Git can be run in inetd mode and in stand alone mode. But all you want is let a coworker pull from you, and therefore need to set up a Git server real quick, right?

Note that git-daemon is not really chatty at the moment, especially when things do not go according to plan (e.g. a socket could not be bound).

Another word of warning: if you run

$ git ls-remote git://

and you see a message like

fatal: The remote end hung up unexpectedly

it only means that something went wrong. To find out what went wrong, you have to ask the server. (Git refuses to be more precise for your security only. Take off your shoes now. You have any coins in your pockets? Sorry, not allowed — who knows what you planned to do with them?)

With these two caveats, let’s see an example:

$ git daemon --reuseaddr --verbose --base-path=/home/gitte/git \
  --export-all -- /home/gitte/git/rule-the-world.git

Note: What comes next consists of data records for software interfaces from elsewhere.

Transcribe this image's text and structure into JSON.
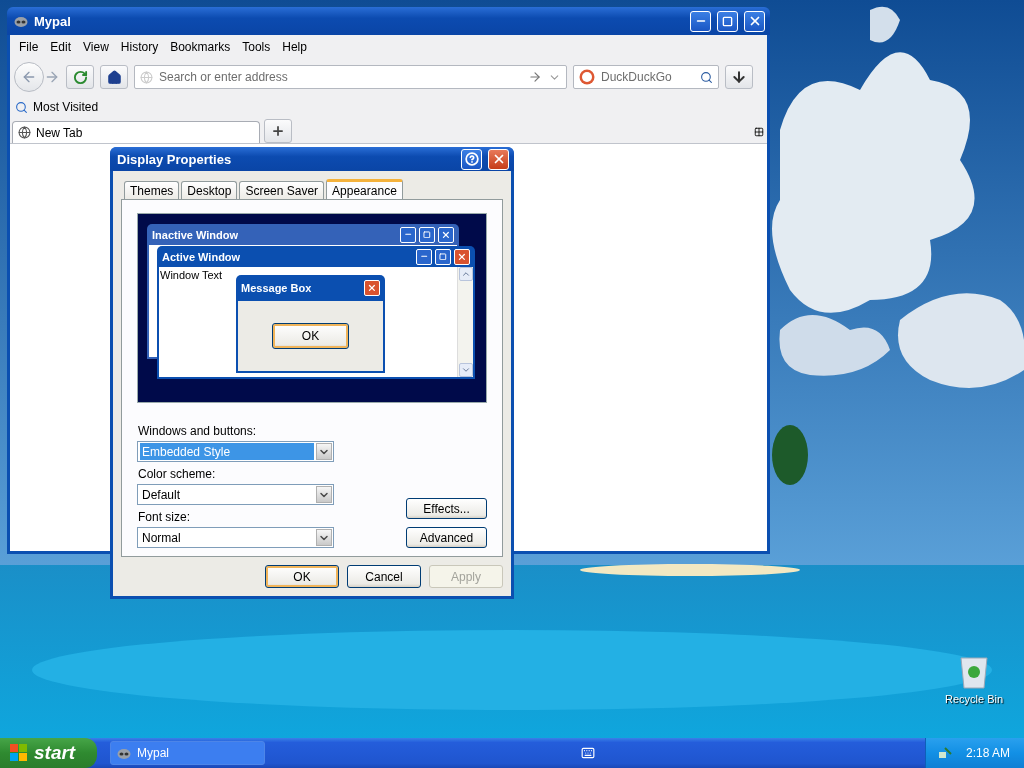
{
  "desktop": {
    "icons": [
      {
        "label": "Recycle Bin"
      }
    ]
  },
  "browser": {
    "title": "Mypal",
    "menu": [
      "File",
      "Edit",
      "View",
      "History",
      "Bookmarks",
      "Tools",
      "Help"
    ],
    "address": {
      "placeholder": "Search or enter address"
    },
    "search": {
      "placeholder": "DuckDuckGo"
    },
    "bookmarks": [
      "Most Visited"
    ],
    "tabs": [
      {
        "label": "New Tab",
        "selected": true
      }
    ]
  },
  "dialog": {
    "title": "Display Properties",
    "tabs": [
      {
        "label": "Themes",
        "selected": false
      },
      {
        "label": "Desktop",
        "selected": false
      },
      {
        "label": "Screen Saver",
        "selected": false
      },
      {
        "label": "Appearance",
        "selected": true
      }
    ],
    "preview": {
      "inactive_title": "Inactive Window",
      "active_title": "Active Window",
      "window_text": "Window Text",
      "message_title": "Message Box",
      "message_button": "OK"
    },
    "fields": [
      {
        "label": "Windows and buttons:",
        "value": "Embedded Style",
        "selected": true
      },
      {
        "label": "Color scheme:",
        "value": "Default",
        "selected": false
      },
      {
        "label": "Font size:",
        "value": "Normal",
        "selected": false
      }
    ],
    "side_buttons": [
      "Effects...",
      "Advanced"
    ],
    "buttons": [
      {
        "label": "OK",
        "default": true,
        "disabled": false
      },
      {
        "label": "Cancel",
        "default": false,
        "disabled": false
      },
      {
        "label": "Apply",
        "default": false,
        "disabled": true
      }
    ]
  },
  "taskbar": {
    "start": "start",
    "tasks": [
      {
        "label": "Mypal",
        "selected": false
      }
    ],
    "clock": "2:18 AM"
  }
}
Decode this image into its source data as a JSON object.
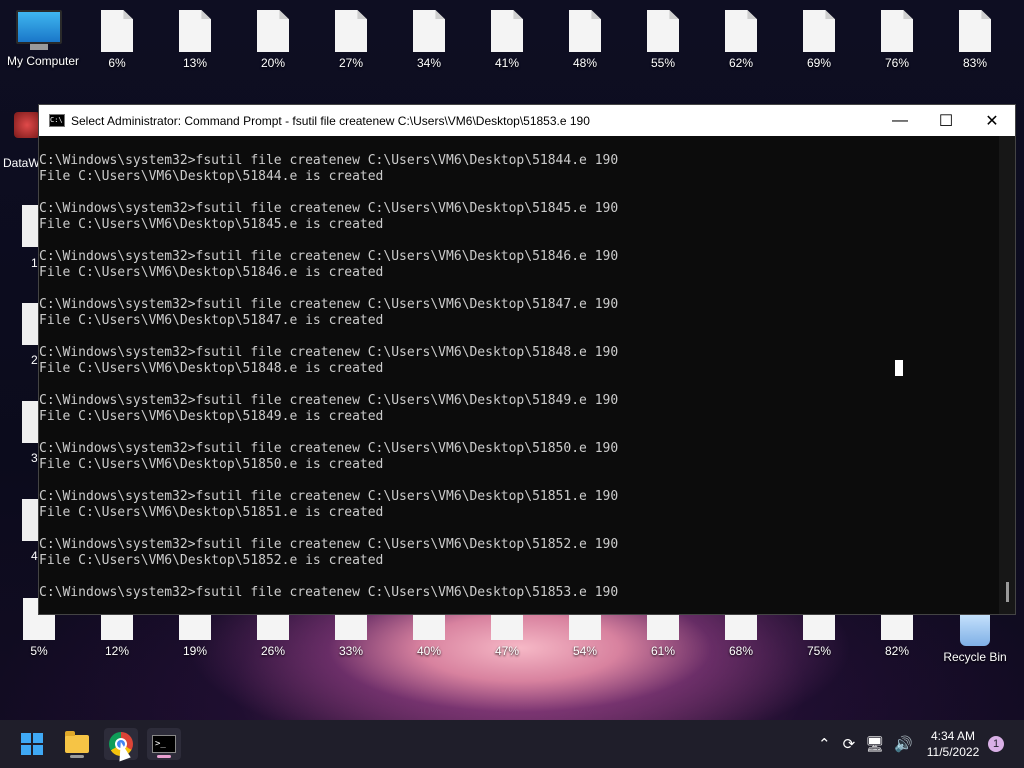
{
  "desktop": {
    "my_computer_label": "My Computer",
    "top_row": [
      "6%",
      "13%",
      "20%",
      "27%",
      "34%",
      "41%",
      "48%",
      "55%",
      "62%",
      "69%",
      "76%",
      "83%"
    ],
    "bottom_row": [
      "5%",
      "12%",
      "19%",
      "26%",
      "33%",
      "40%",
      "47%",
      "54%",
      "61%",
      "68%",
      "75%",
      "82%"
    ],
    "recycle_bin_label": "Recycle Bin",
    "partial_shortcut_label": "DataW",
    "side_numbers": [
      "1",
      "2",
      "3",
      "4"
    ]
  },
  "cmd_window": {
    "title": "Select Administrator: Command Prompt - fsutil  file createnew C:\\Users\\VM6\\Desktop\\51853.e 190",
    "lines": [
      "C:\\Windows\\system32>fsutil file createnew C:\\Users\\VM6\\Desktop\\51844.e 190",
      "File C:\\Users\\VM6\\Desktop\\51844.e is created",
      "",
      "C:\\Windows\\system32>fsutil file createnew C:\\Users\\VM6\\Desktop\\51845.e 190",
      "File C:\\Users\\VM6\\Desktop\\51845.e is created",
      "",
      "C:\\Windows\\system32>fsutil file createnew C:\\Users\\VM6\\Desktop\\51846.e 190",
      "File C:\\Users\\VM6\\Desktop\\51846.e is created",
      "",
      "C:\\Windows\\system32>fsutil file createnew C:\\Users\\VM6\\Desktop\\51847.e 190",
      "File C:\\Users\\VM6\\Desktop\\51847.e is created",
      "",
      "C:\\Windows\\system32>fsutil file createnew C:\\Users\\VM6\\Desktop\\51848.e 190",
      "File C:\\Users\\VM6\\Desktop\\51848.e is created",
      "",
      "C:\\Windows\\system32>fsutil file createnew C:\\Users\\VM6\\Desktop\\51849.e 190",
      "File C:\\Users\\VM6\\Desktop\\51849.e is created",
      "",
      "C:\\Windows\\system32>fsutil file createnew C:\\Users\\VM6\\Desktop\\51850.e 190",
      "File C:\\Users\\VM6\\Desktop\\51850.e is created",
      "",
      "C:\\Windows\\system32>fsutil file createnew C:\\Users\\VM6\\Desktop\\51851.e 190",
      "File C:\\Users\\VM6\\Desktop\\51851.e is created",
      "",
      "C:\\Windows\\system32>fsutil file createnew C:\\Users\\VM6\\Desktop\\51852.e 190",
      "File C:\\Users\\VM6\\Desktop\\51852.e is created",
      "",
      "C:\\Windows\\system32>fsutil file createnew C:\\Users\\VM6\\Desktop\\51853.e 190"
    ],
    "buttons": {
      "minimize": "—",
      "maximize": "☐",
      "close": "✕"
    }
  },
  "taskbar": {
    "clock_time": "4:34 AM",
    "clock_date": "11/5/2022",
    "notification_count": "1",
    "tray_icons": [
      "chevron-up-icon",
      "update-icon",
      "network-icon",
      "volume-icon"
    ]
  }
}
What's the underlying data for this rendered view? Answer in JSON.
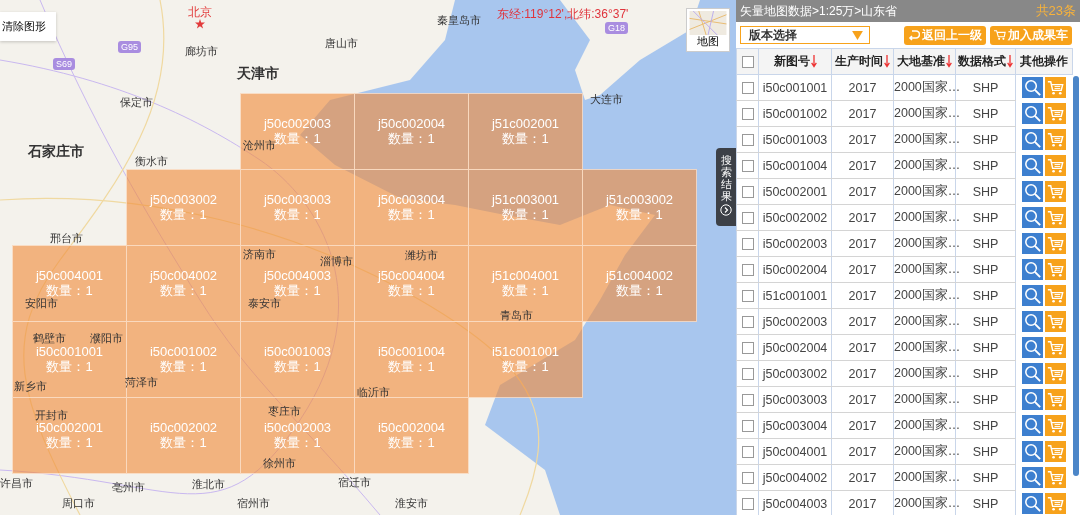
{
  "map": {
    "clear_button": "清除图形",
    "coordinates": "东经:119°12',北纬:36°37'",
    "map_type_label": "地图",
    "side_tab": "搜索结果",
    "roads": [
      "G95",
      "S69",
      "G18"
    ],
    "cities": [
      {
        "name": "北京",
        "kind": "capital"
      },
      {
        "name": "廊坊市",
        "kind": "city"
      },
      {
        "name": "唐山市",
        "kind": "city"
      },
      {
        "name": "天津市",
        "kind": "major"
      },
      {
        "name": "秦皇岛市",
        "kind": "city"
      },
      {
        "name": "保定市",
        "kind": "city"
      },
      {
        "name": "石家庄市",
        "kind": "major"
      },
      {
        "name": "沧州市",
        "kind": "city"
      },
      {
        "name": "大连市",
        "kind": "city"
      },
      {
        "name": "衡水市",
        "kind": "city"
      },
      {
        "name": "邢台市",
        "kind": "city"
      },
      {
        "name": "安阳市",
        "kind": "city"
      },
      {
        "name": "济南市",
        "kind": "city"
      },
      {
        "name": "淄博市",
        "kind": "city"
      },
      {
        "name": "潍坊市",
        "kind": "city"
      },
      {
        "name": "泰安市",
        "kind": "city"
      },
      {
        "name": "青岛市",
        "kind": "city"
      },
      {
        "name": "鹤壁市",
        "kind": "city"
      },
      {
        "name": "濮阳市",
        "kind": "city"
      },
      {
        "name": "新乡市",
        "kind": "city"
      },
      {
        "name": "菏泽市",
        "kind": "city"
      },
      {
        "name": "临沂市",
        "kind": "city"
      },
      {
        "name": "开封市",
        "kind": "city"
      },
      {
        "name": "枣庄市",
        "kind": "city"
      },
      {
        "name": "徐州市",
        "kind": "city"
      },
      {
        "name": "许昌市",
        "kind": "city"
      },
      {
        "name": "亳州市",
        "kind": "city"
      },
      {
        "name": "淮北市",
        "kind": "city"
      },
      {
        "name": "宿迁市",
        "kind": "city"
      },
      {
        "name": "周口市",
        "kind": "city"
      },
      {
        "name": "宿州市",
        "kind": "city"
      },
      {
        "name": "淮安市",
        "kind": "city"
      }
    ],
    "grid": [
      [
        {
          "code": "j50c002003",
          "count": "数量：1"
        },
        {
          "code": "j50c002004",
          "count": "数量：1"
        },
        {
          "code": "j51c002001",
          "count": "数量：1"
        }
      ],
      [
        {
          "code": "j50c003002",
          "count": "数量：1"
        },
        {
          "code": "j50c003003",
          "count": "数量：1"
        },
        {
          "code": "j50c003004",
          "count": "数量：1"
        },
        {
          "code": "j51c003001",
          "count": "数量：1"
        },
        {
          "code": "j51c003002",
          "count": "数量：1"
        }
      ],
      [
        {
          "code": "j50c004001",
          "count": "数量：1"
        },
        {
          "code": "j50c004002",
          "count": "数量：1"
        },
        {
          "code": "j50c004003",
          "count": "数量：1"
        },
        {
          "code": "j50c004004",
          "count": "数量：1"
        },
        {
          "code": "j51c004001",
          "count": "数量：1"
        },
        {
          "code": "j51c004002",
          "count": "数量：1"
        }
      ],
      [
        {
          "code": "i50c001001",
          "count": "数量：1"
        },
        {
          "code": "i50c001002",
          "count": "数量：1"
        },
        {
          "code": "i50c001003",
          "count": "数量：1"
        },
        {
          "code": "i50c001004",
          "count": "数量：1"
        },
        {
          "code": "i51c001001",
          "count": "数量：1"
        }
      ],
      [
        {
          "code": "i50c002001",
          "count": "数量：1"
        },
        {
          "code": "i50c002002",
          "count": "数量：1"
        },
        {
          "code": "i50c002003",
          "count": "数量：1"
        },
        {
          "code": "i50c002004",
          "count": "数量：1"
        }
      ]
    ]
  },
  "panel": {
    "breadcrumb": "矢量地图数据>1:25万>山东省",
    "total": "共23条",
    "version_select": "版本选择",
    "buttons": [
      {
        "label": "返回上一级",
        "kind": "back"
      },
      {
        "label": "加入成果车",
        "kind": "cart"
      }
    ],
    "table": {
      "columns": [
        {
          "label": "新图号",
          "sortable": true
        },
        {
          "label": "生产时间",
          "sortable": true
        },
        {
          "label": "大地基准",
          "sortable": true
        },
        {
          "label": "数据格式",
          "sortable": true
        },
        {
          "label": "其他操作",
          "sortable": false
        }
      ],
      "all_checked": false,
      "rows": [
        {
          "checked": false,
          "cells": [
            "i50c001001",
            "2017",
            "2000国家…",
            "SHP"
          ]
        },
        {
          "checked": false,
          "cells": [
            "i50c001002",
            "2017",
            "2000国家…",
            "SHP"
          ]
        },
        {
          "checked": false,
          "cells": [
            "i50c001003",
            "2017",
            "2000国家…",
            "SHP"
          ]
        },
        {
          "checked": false,
          "cells": [
            "i50c001004",
            "2017",
            "2000国家…",
            "SHP"
          ]
        },
        {
          "checked": false,
          "cells": [
            "i50c002001",
            "2017",
            "2000国家…",
            "SHP"
          ]
        },
        {
          "checked": false,
          "cells": [
            "i50c002002",
            "2017",
            "2000国家…",
            "SHP"
          ]
        },
        {
          "checked": false,
          "cells": [
            "i50c002003",
            "2017",
            "2000国家…",
            "SHP"
          ]
        },
        {
          "checked": false,
          "cells": [
            "i50c002004",
            "2017",
            "2000国家…",
            "SHP"
          ]
        },
        {
          "checked": false,
          "cells": [
            "i51c001001",
            "2017",
            "2000国家…",
            "SHP"
          ]
        },
        {
          "checked": false,
          "cells": [
            "j50c002003",
            "2017",
            "2000国家…",
            "SHP"
          ]
        },
        {
          "checked": false,
          "cells": [
            "j50c002004",
            "2017",
            "2000国家…",
            "SHP"
          ]
        },
        {
          "checked": false,
          "cells": [
            "j50c003002",
            "2017",
            "2000国家…",
            "SHP"
          ]
        },
        {
          "checked": false,
          "cells": [
            "j50c003003",
            "2017",
            "2000国家…",
            "SHP"
          ]
        },
        {
          "checked": false,
          "cells": [
            "j50c003004",
            "2017",
            "2000国家…",
            "SHP"
          ]
        },
        {
          "checked": false,
          "cells": [
            "j50c004001",
            "2017",
            "2000国家…",
            "SHP"
          ]
        },
        {
          "checked": false,
          "cells": [
            "j50c004002",
            "2017",
            "2000国家…",
            "SHP"
          ]
        },
        {
          "checked": false,
          "cells": [
            "j50c004003",
            "2017",
            "2000国家…",
            "SHP"
          ]
        }
      ]
    }
  }
}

(Of course, unless your user name is gitte and your repository is in ~/rule-the-world.git, you have to adjust the paths. If your repository is not bare, be aware that you have to type the path to the .git directory!)

This invocation tries to reuse the address if it is already taken (this can save you some debugging, because otherwise killing and restarting git-daemon could just silently fail to bind to a socket).

Also, it is (relatively) verbose when somebody actually connects to it. It also sets the base path, which means that all the projects which can be accessed using this daemon have to reside in or under that path.

The option --export-all just means that you don’t have to create a file named git-daemon-export-ok in each exported repository. (Otherwise, git-daemon would complain loudly, and refuse to cooperate.)

Last of all, the repository which should be exported is specified. It is a good practice to put the paths after a "--" separator.

Now, test your daemon with

$ git ls-remote git://

If this does not work, find out why, and submit a patch to this document.